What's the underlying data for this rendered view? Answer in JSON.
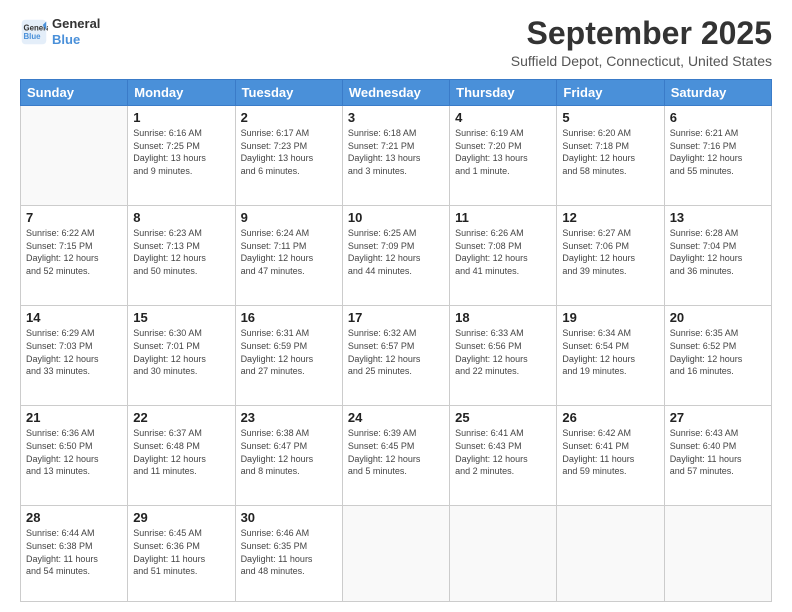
{
  "header": {
    "logo_line1": "General",
    "logo_line2": "Blue",
    "title": "September 2025",
    "subtitle": "Suffield Depot, Connecticut, United States"
  },
  "calendar": {
    "days_of_week": [
      "Sunday",
      "Monday",
      "Tuesday",
      "Wednesday",
      "Thursday",
      "Friday",
      "Saturday"
    ],
    "weeks": [
      [
        {
          "day": "",
          "info": ""
        },
        {
          "day": "1",
          "info": "Sunrise: 6:16 AM\nSunset: 7:25 PM\nDaylight: 13 hours\nand 9 minutes."
        },
        {
          "day": "2",
          "info": "Sunrise: 6:17 AM\nSunset: 7:23 PM\nDaylight: 13 hours\nand 6 minutes."
        },
        {
          "day": "3",
          "info": "Sunrise: 6:18 AM\nSunset: 7:21 PM\nDaylight: 13 hours\nand 3 minutes."
        },
        {
          "day": "4",
          "info": "Sunrise: 6:19 AM\nSunset: 7:20 PM\nDaylight: 13 hours\nand 1 minute."
        },
        {
          "day": "5",
          "info": "Sunrise: 6:20 AM\nSunset: 7:18 PM\nDaylight: 12 hours\nand 58 minutes."
        },
        {
          "day": "6",
          "info": "Sunrise: 6:21 AM\nSunset: 7:16 PM\nDaylight: 12 hours\nand 55 minutes."
        }
      ],
      [
        {
          "day": "7",
          "info": "Sunrise: 6:22 AM\nSunset: 7:15 PM\nDaylight: 12 hours\nand 52 minutes."
        },
        {
          "day": "8",
          "info": "Sunrise: 6:23 AM\nSunset: 7:13 PM\nDaylight: 12 hours\nand 50 minutes."
        },
        {
          "day": "9",
          "info": "Sunrise: 6:24 AM\nSunset: 7:11 PM\nDaylight: 12 hours\nand 47 minutes."
        },
        {
          "day": "10",
          "info": "Sunrise: 6:25 AM\nSunset: 7:09 PM\nDaylight: 12 hours\nand 44 minutes."
        },
        {
          "day": "11",
          "info": "Sunrise: 6:26 AM\nSunset: 7:08 PM\nDaylight: 12 hours\nand 41 minutes."
        },
        {
          "day": "12",
          "info": "Sunrise: 6:27 AM\nSunset: 7:06 PM\nDaylight: 12 hours\nand 39 minutes."
        },
        {
          "day": "13",
          "info": "Sunrise: 6:28 AM\nSunset: 7:04 PM\nDaylight: 12 hours\nand 36 minutes."
        }
      ],
      [
        {
          "day": "14",
          "info": "Sunrise: 6:29 AM\nSunset: 7:03 PM\nDaylight: 12 hours\nand 33 minutes."
        },
        {
          "day": "15",
          "info": "Sunrise: 6:30 AM\nSunset: 7:01 PM\nDaylight: 12 hours\nand 30 minutes."
        },
        {
          "day": "16",
          "info": "Sunrise: 6:31 AM\nSunset: 6:59 PM\nDaylight: 12 hours\nand 27 minutes."
        },
        {
          "day": "17",
          "info": "Sunrise: 6:32 AM\nSunset: 6:57 PM\nDaylight: 12 hours\nand 25 minutes."
        },
        {
          "day": "18",
          "info": "Sunrise: 6:33 AM\nSunset: 6:56 PM\nDaylight: 12 hours\nand 22 minutes."
        },
        {
          "day": "19",
          "info": "Sunrise: 6:34 AM\nSunset: 6:54 PM\nDaylight: 12 hours\nand 19 minutes."
        },
        {
          "day": "20",
          "info": "Sunrise: 6:35 AM\nSunset: 6:52 PM\nDaylight: 12 hours\nand 16 minutes."
        }
      ],
      [
        {
          "day": "21",
          "info": "Sunrise: 6:36 AM\nSunset: 6:50 PM\nDaylight: 12 hours\nand 13 minutes."
        },
        {
          "day": "22",
          "info": "Sunrise: 6:37 AM\nSunset: 6:48 PM\nDaylight: 12 hours\nand 11 minutes."
        },
        {
          "day": "23",
          "info": "Sunrise: 6:38 AM\nSunset: 6:47 PM\nDaylight: 12 hours\nand 8 minutes."
        },
        {
          "day": "24",
          "info": "Sunrise: 6:39 AM\nSunset: 6:45 PM\nDaylight: 12 hours\nand 5 minutes."
        },
        {
          "day": "25",
          "info": "Sunrise: 6:41 AM\nSunset: 6:43 PM\nDaylight: 12 hours\nand 2 minutes."
        },
        {
          "day": "26",
          "info": "Sunrise: 6:42 AM\nSunset: 6:41 PM\nDaylight: 11 hours\nand 59 minutes."
        },
        {
          "day": "27",
          "info": "Sunrise: 6:43 AM\nSunset: 6:40 PM\nDaylight: 11 hours\nand 57 minutes."
        }
      ],
      [
        {
          "day": "28",
          "info": "Sunrise: 6:44 AM\nSunset: 6:38 PM\nDaylight: 11 hours\nand 54 minutes."
        },
        {
          "day": "29",
          "info": "Sunrise: 6:45 AM\nSunset: 6:36 PM\nDaylight: 11 hours\nand 51 minutes."
        },
        {
          "day": "30",
          "info": "Sunrise: 6:46 AM\nSunset: 6:35 PM\nDaylight: 11 hours\nand 48 minutes."
        },
        {
          "day": "",
          "info": ""
        },
        {
          "day": "",
          "info": ""
        },
        {
          "day": "",
          "info": ""
        },
        {
          "day": "",
          "info": ""
        }
      ]
    ]
  }
}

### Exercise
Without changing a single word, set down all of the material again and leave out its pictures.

### Answer below
What's the underlying data for this rendered view? Answer in JSON.
{
  "header": {
    "logo_line1": "General",
    "logo_line2": "Blue",
    "title": "September 2025",
    "subtitle": "Suffield Depot, Connecticut, United States"
  },
  "calendar": {
    "days_of_week": [
      "Sunday",
      "Monday",
      "Tuesday",
      "Wednesday",
      "Thursday",
      "Friday",
      "Saturday"
    ],
    "weeks": [
      [
        {
          "day": "",
          "info": ""
        },
        {
          "day": "1",
          "info": "Sunrise: 6:16 AM\nSunset: 7:25 PM\nDaylight: 13 hours\nand 9 minutes."
        },
        {
          "day": "2",
          "info": "Sunrise: 6:17 AM\nSunset: 7:23 PM\nDaylight: 13 hours\nand 6 minutes."
        },
        {
          "day": "3",
          "info": "Sunrise: 6:18 AM\nSunset: 7:21 PM\nDaylight: 13 hours\nand 3 minutes."
        },
        {
          "day": "4",
          "info": "Sunrise: 6:19 AM\nSunset: 7:20 PM\nDaylight: 13 hours\nand 1 minute."
        },
        {
          "day": "5",
          "info": "Sunrise: 6:20 AM\nSunset: 7:18 PM\nDaylight: 12 hours\nand 58 minutes."
        },
        {
          "day": "6",
          "info": "Sunrise: 6:21 AM\nSunset: 7:16 PM\nDaylight: 12 hours\nand 55 minutes."
        }
      ],
      [
        {
          "day": "7",
          "info": "Sunrise: 6:22 AM\nSunset: 7:15 PM\nDaylight: 12 hours\nand 52 minutes."
        },
        {
          "day": "8",
          "info": "Sunrise: 6:23 AM\nSunset: 7:13 PM\nDaylight: 12 hours\nand 50 minutes."
        },
        {
          "day": "9",
          "info": "Sunrise: 6:24 AM\nSunset: 7:11 PM\nDaylight: 12 hours\nand 47 minutes."
        },
        {
          "day": "10",
          "info": "Sunrise: 6:25 AM\nSunset: 7:09 PM\nDaylight: 12 hours\nand 44 minutes."
        },
        {
          "day": "11",
          "info": "Sunrise: 6:26 AM\nSunset: 7:08 PM\nDaylight: 12 hours\nand 41 minutes."
        },
        {
          "day": "12",
          "info": "Sunrise: 6:27 AM\nSunset: 7:06 PM\nDaylight: 12 hours\nand 39 minutes."
        },
        {
          "day": "13",
          "info": "Sunrise: 6:28 AM\nSunset: 7:04 PM\nDaylight: 12 hours\nand 36 minutes."
        }
      ],
      [
        {
          "day": "14",
          "info": "Sunrise: 6:29 AM\nSunset: 7:03 PM\nDaylight: 12 hours\nand 33 minutes."
        },
        {
          "day": "15",
          "info": "Sunrise: 6:30 AM\nSunset: 7:01 PM\nDaylight: 12 hours\nand 30 minutes."
        },
        {
          "day": "16",
          "info": "Sunrise: 6:31 AM\nSunset: 6:59 PM\nDaylight: 12 hours\nand 27 minutes."
        },
        {
          "day": "17",
          "info": "Sunrise: 6:32 AM\nSunset: 6:57 PM\nDaylight: 12 hours\nand 25 minutes."
        },
        {
          "day": "18",
          "info": "Sunrise: 6:33 AM\nSunset: 6:56 PM\nDaylight: 12 hours\nand 22 minutes."
        },
        {
          "day": "19",
          "info": "Sunrise: 6:34 AM\nSunset: 6:54 PM\nDaylight: 12 hours\nand 19 minutes."
        },
        {
          "day": "20",
          "info": "Sunrise: 6:35 AM\nSunset: 6:52 PM\nDaylight: 12 hours\nand 16 minutes."
        }
      ],
      [
        {
          "day": "21",
          "info": "Sunrise: 6:36 AM\nSunset: 6:50 PM\nDaylight: 12 hours\nand 13 minutes."
        },
        {
          "day": "22",
          "info": "Sunrise: 6:37 AM\nSunset: 6:48 PM\nDaylight: 12 hours\nand 11 minutes."
        },
        {
          "day": "23",
          "info": "Sunrise: 6:38 AM\nSunset: 6:47 PM\nDaylight: 12 hours\nand 8 minutes."
        },
        {
          "day": "24",
          "info": "Sunrise: 6:39 AM\nSunset: 6:45 PM\nDaylight: 12 hours\nand 5 minutes."
        },
        {
          "day": "25",
          "info": "Sunrise: 6:41 AM\nSunset: 6:43 PM\nDaylight: 12 hours\nand 2 minutes."
        },
        {
          "day": "26",
          "info": "Sunrise: 6:42 AM\nSunset: 6:41 PM\nDaylight: 11 hours\nand 59 minutes."
        },
        {
          "day": "27",
          "info": "Sunrise: 6:43 AM\nSunset: 6:40 PM\nDaylight: 11 hours\nand 57 minutes."
        }
      ],
      [
        {
          "day": "28",
          "info": "Sunrise: 6:44 AM\nSunset: 6:38 PM\nDaylight: 11 hours\nand 54 minutes."
        },
        {
          "day": "29",
          "info": "Sunrise: 6:45 AM\nSunset: 6:36 PM\nDaylight: 11 hours\nand 51 minutes."
        },
        {
          "day": "30",
          "info": "Sunrise: 6:46 AM\nSunset: 6:35 PM\nDaylight: 11 hours\nand 48 minutes."
        },
        {
          "day": "",
          "info": ""
        },
        {
          "day": "",
          "info": ""
        },
        {
          "day": "",
          "info": ""
        },
        {
          "day": "",
          "info": ""
        }
      ]
    ]
  }
}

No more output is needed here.